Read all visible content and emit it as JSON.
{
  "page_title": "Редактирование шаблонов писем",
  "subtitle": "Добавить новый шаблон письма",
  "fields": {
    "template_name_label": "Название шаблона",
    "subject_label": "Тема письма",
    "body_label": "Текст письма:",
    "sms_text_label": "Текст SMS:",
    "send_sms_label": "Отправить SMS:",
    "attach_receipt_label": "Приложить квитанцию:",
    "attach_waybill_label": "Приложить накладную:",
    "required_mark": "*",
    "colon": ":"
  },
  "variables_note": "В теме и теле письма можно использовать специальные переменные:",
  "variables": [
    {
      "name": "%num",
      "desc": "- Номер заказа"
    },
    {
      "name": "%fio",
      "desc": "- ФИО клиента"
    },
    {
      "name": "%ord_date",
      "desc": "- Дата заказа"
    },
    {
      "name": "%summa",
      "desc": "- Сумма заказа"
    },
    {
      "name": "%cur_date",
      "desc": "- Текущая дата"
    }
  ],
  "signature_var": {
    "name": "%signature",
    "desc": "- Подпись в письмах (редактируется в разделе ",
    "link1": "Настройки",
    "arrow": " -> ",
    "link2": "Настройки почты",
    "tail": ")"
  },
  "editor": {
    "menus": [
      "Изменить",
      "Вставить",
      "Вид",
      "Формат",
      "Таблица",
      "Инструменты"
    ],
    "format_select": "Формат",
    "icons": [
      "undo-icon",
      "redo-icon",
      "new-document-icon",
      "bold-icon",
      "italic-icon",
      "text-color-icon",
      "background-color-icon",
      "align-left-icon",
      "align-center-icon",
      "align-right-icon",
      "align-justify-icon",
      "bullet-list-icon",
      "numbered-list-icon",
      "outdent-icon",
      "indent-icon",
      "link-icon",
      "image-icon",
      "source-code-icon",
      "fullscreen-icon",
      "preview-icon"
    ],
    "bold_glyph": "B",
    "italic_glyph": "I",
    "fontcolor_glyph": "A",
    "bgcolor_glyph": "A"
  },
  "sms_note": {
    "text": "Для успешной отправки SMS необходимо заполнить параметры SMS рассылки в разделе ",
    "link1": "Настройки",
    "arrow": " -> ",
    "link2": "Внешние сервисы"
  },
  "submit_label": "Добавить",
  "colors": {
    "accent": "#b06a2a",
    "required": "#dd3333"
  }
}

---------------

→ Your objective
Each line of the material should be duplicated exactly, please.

→ The answer
Read all visible content and emit it as JSON.
{
  "page_title": "Редактирование шаблонов писем",
  "subtitle": "Добавить новый шаблон письма",
  "fields": {
    "template_name_label": "Название шаблона",
    "subject_label": "Тема письма",
    "body_label": "Текст письма:",
    "sms_text_label": "Текст SMS:",
    "send_sms_label": "Отправить SMS:",
    "attach_receipt_label": "Приложить квитанцию:",
    "attach_waybill_label": "Приложить накладную:",
    "required_mark": "*",
    "colon": ":"
  },
  "variables_note": "В теме и теле письма можно использовать специальные переменные:",
  "variables": [
    {
      "name": "%num",
      "desc": "- Номер заказа"
    },
    {
      "name": "%fio",
      "desc": "- ФИО клиента"
    },
    {
      "name": "%ord_date",
      "desc": "- Дата заказа"
    },
    {
      "name": "%summa",
      "desc": "- Сумма заказа"
    },
    {
      "name": "%cur_date",
      "desc": "- Текущая дата"
    }
  ],
  "signature_var": {
    "name": "%signature",
    "desc": "- Подпись в письмах (редактируется в разделе ",
    "link1": "Настройки",
    "arrow": " -> ",
    "link2": "Настройки почты",
    "tail": ")"
  },
  "editor": {
    "menus": [
      "Изменить",
      "Вставить",
      "Вид",
      "Формат",
      "Таблица",
      "Инструменты"
    ],
    "format_select": "Формат",
    "icons": [
      "undo-icon",
      "redo-icon",
      "new-document-icon",
      "bold-icon",
      "italic-icon",
      "text-color-icon",
      "background-color-icon",
      "align-left-icon",
      "align-center-icon",
      "align-right-icon",
      "align-justify-icon",
      "bullet-list-icon",
      "numbered-list-icon",
      "outdent-icon",
      "indent-icon",
      "link-icon",
      "image-icon",
      "source-code-icon",
      "fullscreen-icon",
      "preview-icon"
    ],
    "bold_glyph": "B",
    "italic_glyph": "I",
    "fontcolor_glyph": "A",
    "bgcolor_glyph": "A"
  },
  "sms_note": {
    "text": "Для успешной отправки SMS необходимо заполнить параметры SMS рассылки в разделе ",
    "link1": "Настройки",
    "arrow": " -> ",
    "link2": "Внешние сервисы"
  },
  "submit_label": "Добавить",
  "colors": {
    "accent": "#b06a2a",
    "required": "#dd3333"
  }
}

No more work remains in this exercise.